Though that already seemed quite a load for one knapsack, the men then strapped various accessories to the outside. At the very top, on the rolled-up blanket placed over the tent canvas enclosing poles, stakes, and cords, would sit an individual mess tin, at a slight tilt to the rear so as not to bump the soldier’s head, while at the back of the pack a small bundle of dry wood for cooking supper at the bivouac would be wedged over a stewpot anchored by a strap running up across the mess tin, and from the sides of the pack would hang a few field tools inside their leather covers: ax or shears, billhook, saw, shovel, pick, spade pick, take your pick—along with a collapsible canvas bucket known as the water cow and a lantern in its canvas carrying case.
Escaping hundreds of bullets whizzing by barely a few feet from him and dozens of shells within a fifty-yard radius, jumping this way and that in the hail of debris, he thought at one point he was done for when a percussion-fuse shell fell quite close to him, landing in a breach of his trench they’d plugged with bags of earth, one of which, sliced open and hurled through the air by the shell’s impact, almost knocked him senseless but—luckily—shielded him from the shrapnel.
Who therefore decided to forget it and rejoined his companions, if only to calm down Bossis, who was grumbling about his pants.
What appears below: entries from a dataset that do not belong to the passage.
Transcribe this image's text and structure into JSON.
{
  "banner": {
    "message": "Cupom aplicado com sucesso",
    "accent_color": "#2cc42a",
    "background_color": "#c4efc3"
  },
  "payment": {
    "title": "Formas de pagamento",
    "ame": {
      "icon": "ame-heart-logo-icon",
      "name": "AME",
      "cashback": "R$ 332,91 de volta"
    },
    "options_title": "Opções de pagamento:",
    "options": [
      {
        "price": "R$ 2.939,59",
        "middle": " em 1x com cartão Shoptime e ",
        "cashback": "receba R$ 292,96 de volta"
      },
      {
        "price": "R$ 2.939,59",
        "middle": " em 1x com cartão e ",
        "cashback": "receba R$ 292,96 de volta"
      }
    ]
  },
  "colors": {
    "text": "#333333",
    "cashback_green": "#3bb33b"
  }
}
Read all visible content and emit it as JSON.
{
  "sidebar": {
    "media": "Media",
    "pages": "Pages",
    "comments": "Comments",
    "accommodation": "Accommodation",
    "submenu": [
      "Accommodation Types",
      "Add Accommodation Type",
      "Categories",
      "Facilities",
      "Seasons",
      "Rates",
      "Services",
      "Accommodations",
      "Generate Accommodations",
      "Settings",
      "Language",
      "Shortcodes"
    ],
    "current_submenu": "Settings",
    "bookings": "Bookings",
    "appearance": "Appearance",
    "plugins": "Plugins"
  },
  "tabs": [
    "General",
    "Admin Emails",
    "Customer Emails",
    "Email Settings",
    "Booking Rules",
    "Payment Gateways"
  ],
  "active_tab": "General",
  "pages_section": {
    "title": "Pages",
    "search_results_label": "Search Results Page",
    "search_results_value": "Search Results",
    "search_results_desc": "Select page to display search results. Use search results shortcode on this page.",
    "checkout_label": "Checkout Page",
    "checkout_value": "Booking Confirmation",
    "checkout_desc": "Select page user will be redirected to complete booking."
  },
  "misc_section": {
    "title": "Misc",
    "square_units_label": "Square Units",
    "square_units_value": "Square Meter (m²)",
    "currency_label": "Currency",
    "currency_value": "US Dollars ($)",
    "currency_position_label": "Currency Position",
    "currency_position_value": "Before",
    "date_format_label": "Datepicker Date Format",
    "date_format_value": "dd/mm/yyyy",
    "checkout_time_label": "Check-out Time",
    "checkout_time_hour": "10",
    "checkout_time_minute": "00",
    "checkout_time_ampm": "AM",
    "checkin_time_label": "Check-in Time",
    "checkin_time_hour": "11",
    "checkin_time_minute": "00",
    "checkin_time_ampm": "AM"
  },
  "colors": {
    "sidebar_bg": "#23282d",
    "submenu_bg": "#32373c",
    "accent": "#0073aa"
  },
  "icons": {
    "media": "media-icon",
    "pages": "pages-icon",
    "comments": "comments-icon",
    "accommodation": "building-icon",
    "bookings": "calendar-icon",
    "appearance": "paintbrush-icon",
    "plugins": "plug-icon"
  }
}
Turning anyway to look back at Charles, Anthime saw him extract a cigar from a case he seemed about to slip back into his pocket but instead, pausing, he selected another cigar and offered it discreetly to the closest officer. Then Anthime watched him photograph that officer the way he had been photographing, for months now, everything he could get his hands on, perfecting his skills in that department to the point of having recently seen some of his pictures published in magazines like Le Miroir and L’Illustration, which accepted material from amateurs.